Website and app data records:
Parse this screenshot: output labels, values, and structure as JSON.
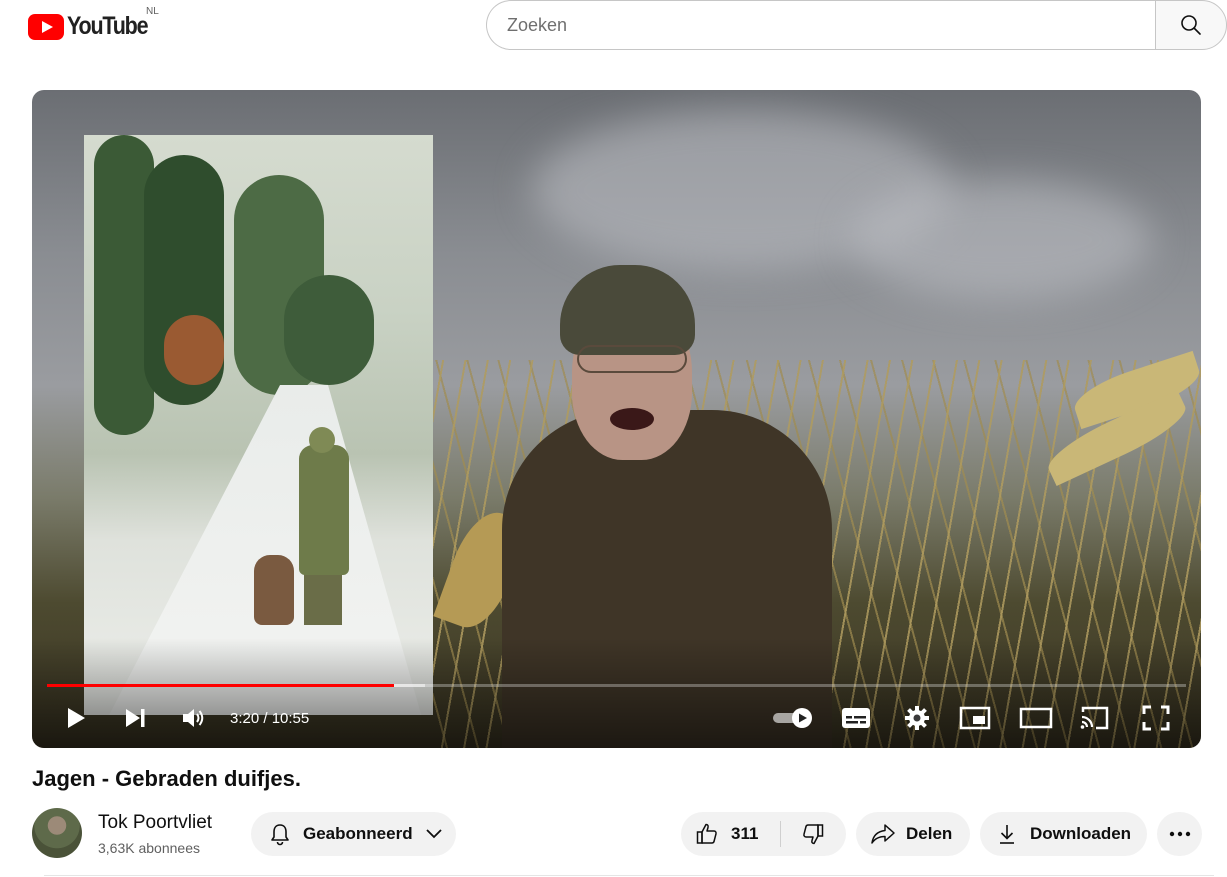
{
  "masthead": {
    "logo_text": "YouTube",
    "country_code": "NL",
    "search_placeholder": "Zoeken",
    "search_value": ""
  },
  "player": {
    "current_time": "3:20",
    "duration": "10:55",
    "time_display": "3:20 / 10:55",
    "progress_fraction": 0.305,
    "buffered_fraction": 0.332,
    "autoplay_on": true,
    "accent_color": "#ff0000"
  },
  "video": {
    "title": "Jagen - Gebraden duifjes."
  },
  "channel": {
    "name": "Tok Poortvliet",
    "subscribers": "3,63K abonnees",
    "subscribe_label": "Geabonneerd"
  },
  "actions": {
    "like_count": "311",
    "share_label": "Delen",
    "download_label": "Downloaden"
  },
  "icons": {
    "logo": "youtube-logo-icon",
    "search": "search-icon",
    "play": "play-icon",
    "next": "next-icon",
    "volume": "volume-icon",
    "autoplay": "autoplay-toggle-icon",
    "captions": "captions-icon",
    "settings": "gear-icon",
    "miniplayer": "miniplayer-icon",
    "theater": "theater-mode-icon",
    "cast": "cast-icon",
    "fullscreen": "fullscreen-icon",
    "bell": "bell-icon",
    "chevron": "chevron-down-icon",
    "like": "thumbs-up-icon",
    "dislike": "thumbs-down-icon",
    "share": "share-icon",
    "download": "download-icon",
    "more": "more-icon"
  }
}
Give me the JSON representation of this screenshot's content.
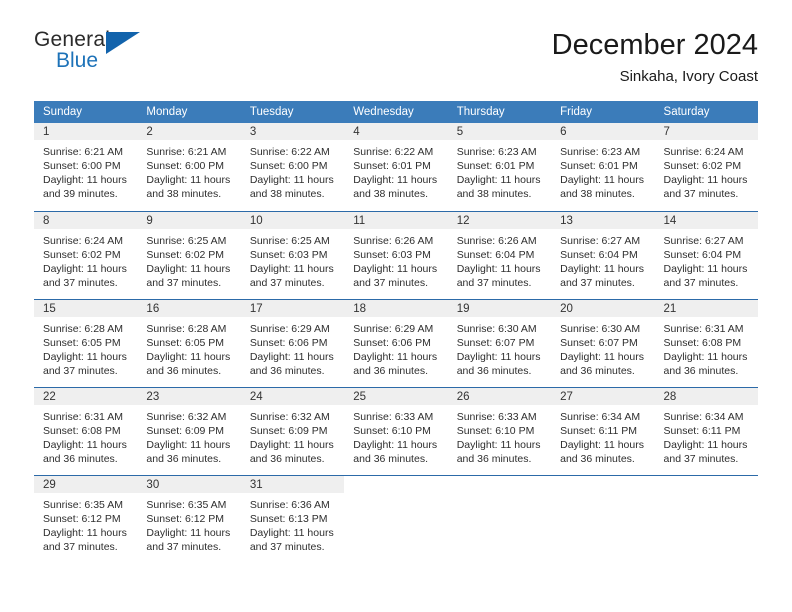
{
  "brand": {
    "word_general": "General",
    "word_blue": "Blue",
    "triangle_icon": "triangle-icon"
  },
  "header": {
    "title": "December 2024",
    "subtitle": "Sinkaha, Ivory Coast"
  },
  "calendar": {
    "weekday_headers": [
      "Sunday",
      "Monday",
      "Tuesday",
      "Wednesday",
      "Thursday",
      "Friday",
      "Saturday"
    ],
    "colors": {
      "header_blue": "#3b7cba",
      "rule_blue": "#2c6aa8",
      "daynum_band": "#efefef",
      "brand_blue": "#1d72b8"
    },
    "weeks": [
      [
        {
          "day": "1",
          "sunrise": "Sunrise: 6:21 AM",
          "sunset": "Sunset: 6:00 PM",
          "daylight1": "Daylight: 11 hours",
          "daylight2": "and 39 minutes."
        },
        {
          "day": "2",
          "sunrise": "Sunrise: 6:21 AM",
          "sunset": "Sunset: 6:00 PM",
          "daylight1": "Daylight: 11 hours",
          "daylight2": "and 38 minutes."
        },
        {
          "day": "3",
          "sunrise": "Sunrise: 6:22 AM",
          "sunset": "Sunset: 6:00 PM",
          "daylight1": "Daylight: 11 hours",
          "daylight2": "and 38 minutes."
        },
        {
          "day": "4",
          "sunrise": "Sunrise: 6:22 AM",
          "sunset": "Sunset: 6:01 PM",
          "daylight1": "Daylight: 11 hours",
          "daylight2": "and 38 minutes."
        },
        {
          "day": "5",
          "sunrise": "Sunrise: 6:23 AM",
          "sunset": "Sunset: 6:01 PM",
          "daylight1": "Daylight: 11 hours",
          "daylight2": "and 38 minutes."
        },
        {
          "day": "6",
          "sunrise": "Sunrise: 6:23 AM",
          "sunset": "Sunset: 6:01 PM",
          "daylight1": "Daylight: 11 hours",
          "daylight2": "and 38 minutes."
        },
        {
          "day": "7",
          "sunrise": "Sunrise: 6:24 AM",
          "sunset": "Sunset: 6:02 PM",
          "daylight1": "Daylight: 11 hours",
          "daylight2": "and 37 minutes."
        }
      ],
      [
        {
          "day": "8",
          "sunrise": "Sunrise: 6:24 AM",
          "sunset": "Sunset: 6:02 PM",
          "daylight1": "Daylight: 11 hours",
          "daylight2": "and 37 minutes."
        },
        {
          "day": "9",
          "sunrise": "Sunrise: 6:25 AM",
          "sunset": "Sunset: 6:02 PM",
          "daylight1": "Daylight: 11 hours",
          "daylight2": "and 37 minutes."
        },
        {
          "day": "10",
          "sunrise": "Sunrise: 6:25 AM",
          "sunset": "Sunset: 6:03 PM",
          "daylight1": "Daylight: 11 hours",
          "daylight2": "and 37 minutes."
        },
        {
          "day": "11",
          "sunrise": "Sunrise: 6:26 AM",
          "sunset": "Sunset: 6:03 PM",
          "daylight1": "Daylight: 11 hours",
          "daylight2": "and 37 minutes."
        },
        {
          "day": "12",
          "sunrise": "Sunrise: 6:26 AM",
          "sunset": "Sunset: 6:04 PM",
          "daylight1": "Daylight: 11 hours",
          "daylight2": "and 37 minutes."
        },
        {
          "day": "13",
          "sunrise": "Sunrise: 6:27 AM",
          "sunset": "Sunset: 6:04 PM",
          "daylight1": "Daylight: 11 hours",
          "daylight2": "and 37 minutes."
        },
        {
          "day": "14",
          "sunrise": "Sunrise: 6:27 AM",
          "sunset": "Sunset: 6:04 PM",
          "daylight1": "Daylight: 11 hours",
          "daylight2": "and 37 minutes."
        }
      ],
      [
        {
          "day": "15",
          "sunrise": "Sunrise: 6:28 AM",
          "sunset": "Sunset: 6:05 PM",
          "daylight1": "Daylight: 11 hours",
          "daylight2": "and 37 minutes."
        },
        {
          "day": "16",
          "sunrise": "Sunrise: 6:28 AM",
          "sunset": "Sunset: 6:05 PM",
          "daylight1": "Daylight: 11 hours",
          "daylight2": "and 36 minutes."
        },
        {
          "day": "17",
          "sunrise": "Sunrise: 6:29 AM",
          "sunset": "Sunset: 6:06 PM",
          "daylight1": "Daylight: 11 hours",
          "daylight2": "and 36 minutes."
        },
        {
          "day": "18",
          "sunrise": "Sunrise: 6:29 AM",
          "sunset": "Sunset: 6:06 PM",
          "daylight1": "Daylight: 11 hours",
          "daylight2": "and 36 minutes."
        },
        {
          "day": "19",
          "sunrise": "Sunrise: 6:30 AM",
          "sunset": "Sunset: 6:07 PM",
          "daylight1": "Daylight: 11 hours",
          "daylight2": "and 36 minutes."
        },
        {
          "day": "20",
          "sunrise": "Sunrise: 6:30 AM",
          "sunset": "Sunset: 6:07 PM",
          "daylight1": "Daylight: 11 hours",
          "daylight2": "and 36 minutes."
        },
        {
          "day": "21",
          "sunrise": "Sunrise: 6:31 AM",
          "sunset": "Sunset: 6:08 PM",
          "daylight1": "Daylight: 11 hours",
          "daylight2": "and 36 minutes."
        }
      ],
      [
        {
          "day": "22",
          "sunrise": "Sunrise: 6:31 AM",
          "sunset": "Sunset: 6:08 PM",
          "daylight1": "Daylight: 11 hours",
          "daylight2": "and 36 minutes."
        },
        {
          "day": "23",
          "sunrise": "Sunrise: 6:32 AM",
          "sunset": "Sunset: 6:09 PM",
          "daylight1": "Daylight: 11 hours",
          "daylight2": "and 36 minutes."
        },
        {
          "day": "24",
          "sunrise": "Sunrise: 6:32 AM",
          "sunset": "Sunset: 6:09 PM",
          "daylight1": "Daylight: 11 hours",
          "daylight2": "and 36 minutes."
        },
        {
          "day": "25",
          "sunrise": "Sunrise: 6:33 AM",
          "sunset": "Sunset: 6:10 PM",
          "daylight1": "Daylight: 11 hours",
          "daylight2": "and 36 minutes."
        },
        {
          "day": "26",
          "sunrise": "Sunrise: 6:33 AM",
          "sunset": "Sunset: 6:10 PM",
          "daylight1": "Daylight: 11 hours",
          "daylight2": "and 36 minutes."
        },
        {
          "day": "27",
          "sunrise": "Sunrise: 6:34 AM",
          "sunset": "Sunset: 6:11 PM",
          "daylight1": "Daylight: 11 hours",
          "daylight2": "and 36 minutes."
        },
        {
          "day": "28",
          "sunrise": "Sunrise: 6:34 AM",
          "sunset": "Sunset: 6:11 PM",
          "daylight1": "Daylight: 11 hours",
          "daylight2": "and 37 minutes."
        }
      ],
      [
        {
          "day": "29",
          "sunrise": "Sunrise: 6:35 AM",
          "sunset": "Sunset: 6:12 PM",
          "daylight1": "Daylight: 11 hours",
          "daylight2": "and 37 minutes."
        },
        {
          "day": "30",
          "sunrise": "Sunrise: 6:35 AM",
          "sunset": "Sunset: 6:12 PM",
          "daylight1": "Daylight: 11 hours",
          "daylight2": "and 37 minutes."
        },
        {
          "day": "31",
          "sunrise": "Sunrise: 6:36 AM",
          "sunset": "Sunset: 6:13 PM",
          "daylight1": "Daylight: 11 hours",
          "daylight2": "and 37 minutes."
        },
        {
          "day": "",
          "sunrise": "",
          "sunset": "",
          "daylight1": "",
          "daylight2": ""
        },
        {
          "day": "",
          "sunrise": "",
          "sunset": "",
          "daylight1": "",
          "daylight2": ""
        },
        {
          "day": "",
          "sunrise": "",
          "sunset": "",
          "daylight1": "",
          "daylight2": ""
        },
        {
          "day": "",
          "sunrise": "",
          "sunset": "",
          "daylight1": "",
          "daylight2": ""
        }
      ]
    ]
  }
}
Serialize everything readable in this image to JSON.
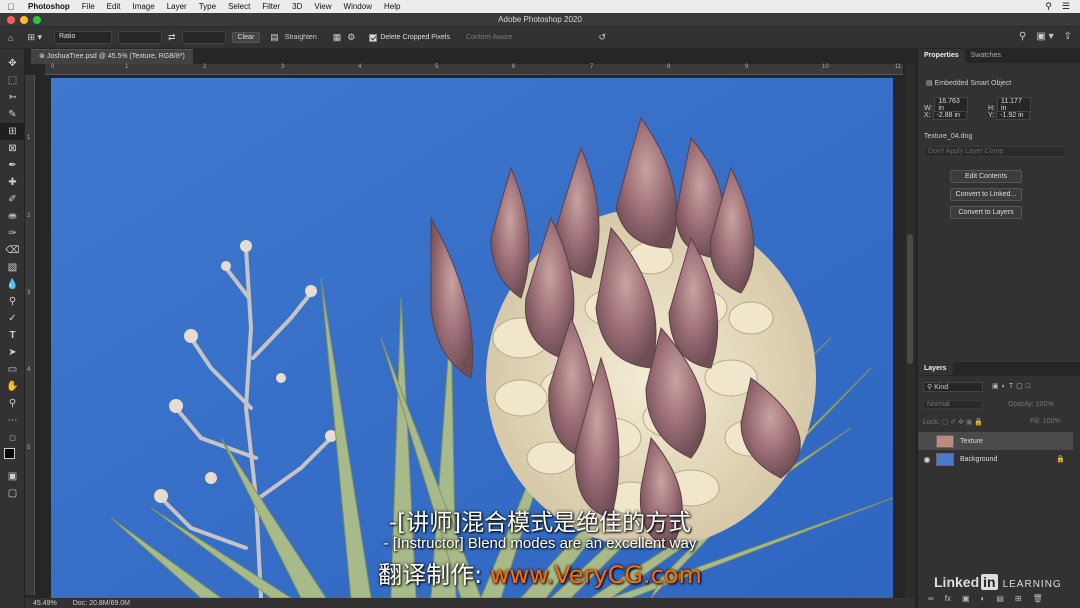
{
  "menubar": {
    "items": [
      "Photoshop",
      "File",
      "Edit",
      "Image",
      "Layer",
      "Type",
      "Select",
      "Filter",
      "3D",
      "View",
      "Window",
      "Help"
    ]
  },
  "window": {
    "title": "Adobe Photoshop 2020"
  },
  "options_bar": {
    "ratio_value": "Ratio",
    "clear_label": "Clear",
    "straighten_label": "Straighten",
    "delete_cropped_label": "Delete Cropped Pixels",
    "content_aware_label": "Content-Aware"
  },
  "document": {
    "tab_label": "JoshuaTree.psd @ 45.5% (Texture, RGB/8*)"
  },
  "ruler": {
    "h_ticks": [
      "0",
      "1",
      "2",
      "3",
      "4",
      "5",
      "6",
      "7",
      "8",
      "9",
      "10",
      "11"
    ],
    "v_ticks": [
      "1",
      "2",
      "3",
      "4",
      "5"
    ]
  },
  "status_bar": {
    "zoom": "45.49%",
    "doc_size": "Doc: 20.8M/69.0M"
  },
  "properties": {
    "tab_properties": "Properties",
    "tab_swatches": "Swatches",
    "object_type": "Embedded Smart Object",
    "w_label": "W:",
    "w_value": "16.763 in",
    "h_label": "H:",
    "h_value": "11.177 in",
    "x_label": "X:",
    "x_value": "-2.88 in",
    "y_label": "Y:",
    "y_value": "-1.92 in",
    "file_name": "Texture_04.dng",
    "layer_comp": "Don't Apply Layer Comp",
    "btn_edit": "Edit Contents",
    "btn_convert_linked": "Convert to Linked...",
    "btn_convert_layers": "Convert to Layers"
  },
  "layers": {
    "title": "Layers",
    "filter_kind": "Kind",
    "blend_mode": "Normal",
    "opacity_label": "Opacity:",
    "opacity_value": "100%",
    "lock_label": "Lock:",
    "fill_label": "Fill:",
    "fill_value": "100%",
    "items": [
      {
        "name": "Texture",
        "selected": true
      },
      {
        "name": "Background",
        "selected": false
      }
    ]
  },
  "subtitles": {
    "zh": "-[讲师]混合模式是绝佳的方式",
    "en": "- [Instructor] Blend modes are an excellent way",
    "credit_prefix": "翻译制作: ",
    "credit_url": "www.VeryCG.com"
  },
  "watermark": {
    "linked": "Linked",
    "in": "in",
    "learning": "LEARNING"
  },
  "colors": {
    "sky": "#3d72c7",
    "accent_orange": "#ff6b00",
    "panel_bg": "#323232"
  }
}
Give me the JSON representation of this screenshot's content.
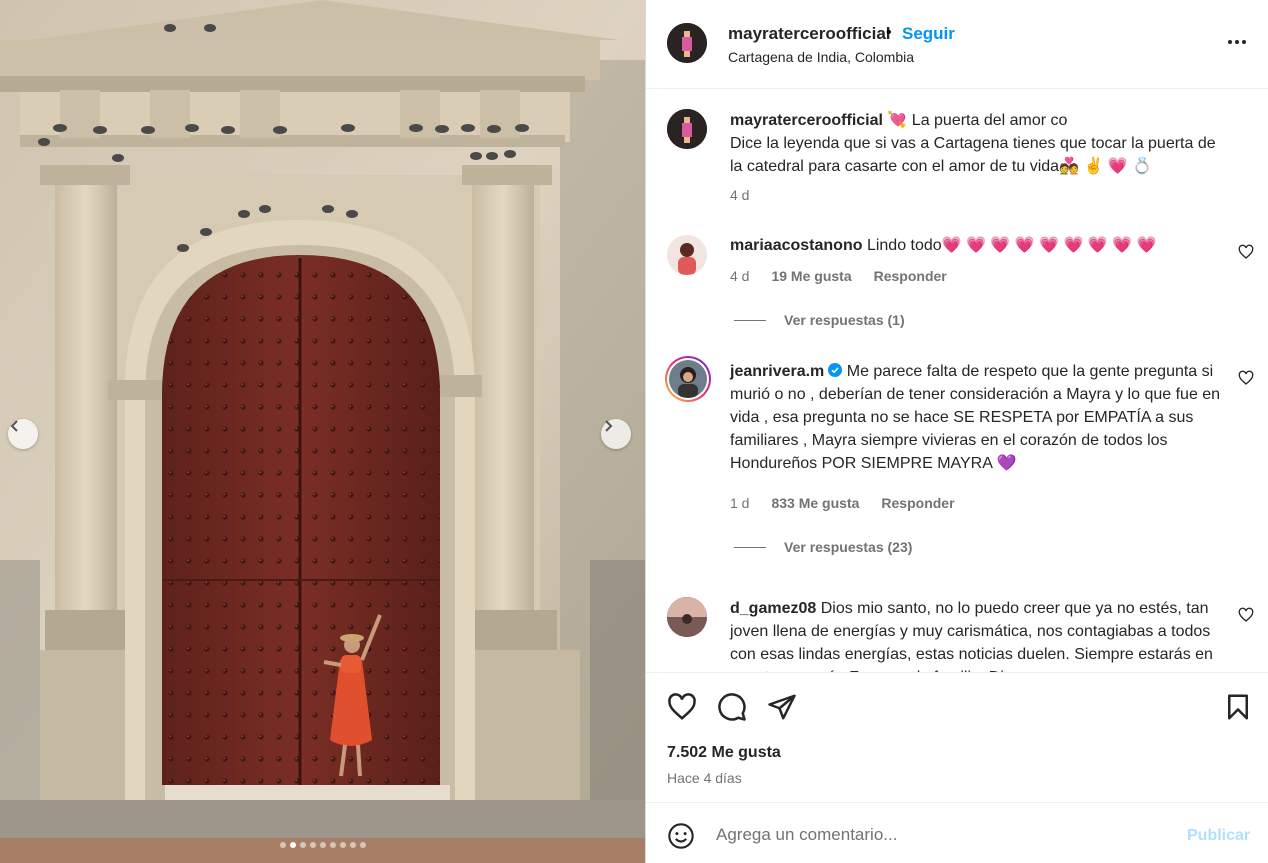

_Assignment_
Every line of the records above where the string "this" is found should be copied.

_The answer_
Parse this screenshot: output labels, values, and structure as JSON.
Give me the JSON representation of this screenshot's content.
Serialize everything readable in this image to JSON.
Give me the JSON representation of this screenshot's content.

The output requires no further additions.